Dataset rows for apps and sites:

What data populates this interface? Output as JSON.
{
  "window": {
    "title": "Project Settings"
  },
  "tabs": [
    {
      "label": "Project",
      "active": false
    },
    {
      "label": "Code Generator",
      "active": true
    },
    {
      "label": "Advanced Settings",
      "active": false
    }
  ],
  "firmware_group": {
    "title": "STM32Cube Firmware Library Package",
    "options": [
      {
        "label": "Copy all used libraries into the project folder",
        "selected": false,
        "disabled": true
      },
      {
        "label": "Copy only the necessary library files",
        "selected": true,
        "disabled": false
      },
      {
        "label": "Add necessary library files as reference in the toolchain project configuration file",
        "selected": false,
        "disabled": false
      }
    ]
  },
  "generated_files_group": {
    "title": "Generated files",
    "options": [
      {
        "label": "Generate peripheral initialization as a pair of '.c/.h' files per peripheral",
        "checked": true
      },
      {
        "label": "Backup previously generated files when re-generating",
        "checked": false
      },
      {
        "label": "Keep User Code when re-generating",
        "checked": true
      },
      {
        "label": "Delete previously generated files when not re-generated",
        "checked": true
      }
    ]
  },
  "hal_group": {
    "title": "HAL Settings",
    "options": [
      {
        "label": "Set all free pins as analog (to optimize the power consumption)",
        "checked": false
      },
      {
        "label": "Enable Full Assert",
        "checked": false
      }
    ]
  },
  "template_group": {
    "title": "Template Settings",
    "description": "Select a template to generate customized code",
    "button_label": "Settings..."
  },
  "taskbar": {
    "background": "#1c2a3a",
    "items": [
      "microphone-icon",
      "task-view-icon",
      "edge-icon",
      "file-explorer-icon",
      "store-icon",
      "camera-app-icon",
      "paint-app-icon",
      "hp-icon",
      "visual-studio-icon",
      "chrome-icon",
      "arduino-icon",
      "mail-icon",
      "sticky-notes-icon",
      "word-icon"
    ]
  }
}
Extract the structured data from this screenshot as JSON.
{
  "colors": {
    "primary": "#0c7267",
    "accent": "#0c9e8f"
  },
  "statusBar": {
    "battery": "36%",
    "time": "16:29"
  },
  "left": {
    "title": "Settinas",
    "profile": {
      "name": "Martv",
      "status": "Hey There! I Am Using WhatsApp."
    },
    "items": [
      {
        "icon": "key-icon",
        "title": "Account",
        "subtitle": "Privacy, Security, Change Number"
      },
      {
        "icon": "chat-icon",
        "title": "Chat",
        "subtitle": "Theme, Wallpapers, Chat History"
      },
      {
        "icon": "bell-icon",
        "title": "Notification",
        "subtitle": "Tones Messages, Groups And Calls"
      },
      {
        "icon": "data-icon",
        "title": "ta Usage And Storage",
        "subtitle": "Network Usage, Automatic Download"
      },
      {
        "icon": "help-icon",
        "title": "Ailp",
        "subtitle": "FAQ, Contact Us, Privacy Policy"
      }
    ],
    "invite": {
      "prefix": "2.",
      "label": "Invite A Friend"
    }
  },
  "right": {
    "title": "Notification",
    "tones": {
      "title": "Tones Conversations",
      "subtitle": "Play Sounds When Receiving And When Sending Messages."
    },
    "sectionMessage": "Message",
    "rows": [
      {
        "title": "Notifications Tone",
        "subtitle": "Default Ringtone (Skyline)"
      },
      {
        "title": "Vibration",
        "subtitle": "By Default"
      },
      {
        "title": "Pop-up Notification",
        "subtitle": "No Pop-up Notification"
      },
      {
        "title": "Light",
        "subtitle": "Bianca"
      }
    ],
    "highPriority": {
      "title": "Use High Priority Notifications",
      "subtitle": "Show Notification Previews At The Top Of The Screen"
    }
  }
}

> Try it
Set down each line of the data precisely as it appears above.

> Response box
What data populates this interface? Output as JSON.
{
  "window": {
    "title": "Project Settings"
  },
  "tabs": [
    {
      "label": "Project",
      "active": false
    },
    {
      "label": "Code Generator",
      "active": true
    },
    {
      "label": "Advanced Settings",
      "active": false
    }
  ],
  "firmware_group": {
    "title": "STM32Cube Firmware Library Package",
    "options": [
      {
        "label": "Copy all used libraries into the project folder",
        "selected": false,
        "disabled": true
      },
      {
        "label": "Copy only the necessary library files",
        "selected": true,
        "disabled": false
      },
      {
        "label": "Add necessary library files as reference in the toolchain project configuration file",
        "selected": false,
        "disabled": false
      }
    ]
  },
  "generated_files_group": {
    "title": "Generated files",
    "options": [
      {
        "label": "Generate peripheral initialization as a pair of '.c/.h' files per peripheral",
        "checked": true
      },
      {
        "label": "Backup previously generated files when re-generating",
        "checked": false
      },
      {
        "label": "Keep User Code when re-generating",
        "checked": true
      },
      {
        "label": "Delete previously generated files when not re-generated",
        "checked": true
      }
    ]
  },
  "hal_group": {
    "title": "HAL Settings",
    "options": [
      {
        "label": "Set all free pins as analog (to optimize the power consumption)",
        "checked": false
      },
      {
        "label": "Enable Full Assert",
        "checked": false
      }
    ]
  },
  "template_group": {
    "title": "Template Settings",
    "description": "Select a template to generate customized code",
    "button_label": "Settings..."
  },
  "taskbar": {
    "background": "#1c2a3a",
    "items": [
      "microphone-icon",
      "task-view-icon",
      "edge-icon",
      "file-explorer-icon",
      "store-icon",
      "camera-app-icon",
      "paint-app-icon",
      "hp-icon",
      "visual-studio-icon",
      "chrome-icon",
      "arduino-icon",
      "mail-icon",
      "sticky-notes-icon",
      "word-icon"
    ]
  }
}
Extract the structured data from this screenshot as JSON.
{
  "colors": {
    "primary": "#0c7267",
    "accent": "#0c9e8f"
  },
  "statusBar": {
    "battery": "36%",
    "time": "16:29"
  },
  "left": {
    "title": "Settinas",
    "profile": {
      "name": "Martv",
      "status": "Hey There! I Am Using WhatsApp."
    },
    "items": [
      {
        "icon": "key-icon",
        "title": "Account",
        "subtitle": "Privacy, Security, Change Number"
      },
      {
        "icon": "chat-icon",
        "title": "Chat",
        "subtitle": "Theme, Wallpapers, Chat History"
      },
      {
        "icon": "bell-icon",
        "title": "Notification",
        "subtitle": "Tones Messages, Groups And Calls"
      },
      {
        "icon": "data-icon",
        "title": "ta Usage And Storage",
        "subtitle": "Network Usage, Automatic Download"
      },
      {
        "icon": "help-icon",
        "title": "Ailp",
        "subtitle": "FAQ, Contact Us, Privacy Policy"
      }
    ],
    "invite": {
      "prefix": "2.",
      "label": "Invite A Friend"
    }
  },
  "right": {
    "title": "Notification",
    "tones": {
      "title": "Tones Conversations",
      "subtitle": "Play Sounds When Receiving And When Sending Messages."
    },
    "sectionMessage": "Message",
    "rows": [
      {
        "title": "Notifications Tone",
        "subtitle": "Default Ringtone (Skyline)"
      },
      {
        "title": "Vibration",
        "subtitle": "By Default"
      },
      {
        "title": "Pop-up Notification",
        "subtitle": "No Pop-up Notification"
      },
      {
        "title": "Light",
        "subtitle": "Bianca"
      }
    ],
    "highPriority": {
      "title": "Use High Priority Notifications",
      "subtitle": "Show Notification Previews At The Top Of The Screen"
    }
  }
}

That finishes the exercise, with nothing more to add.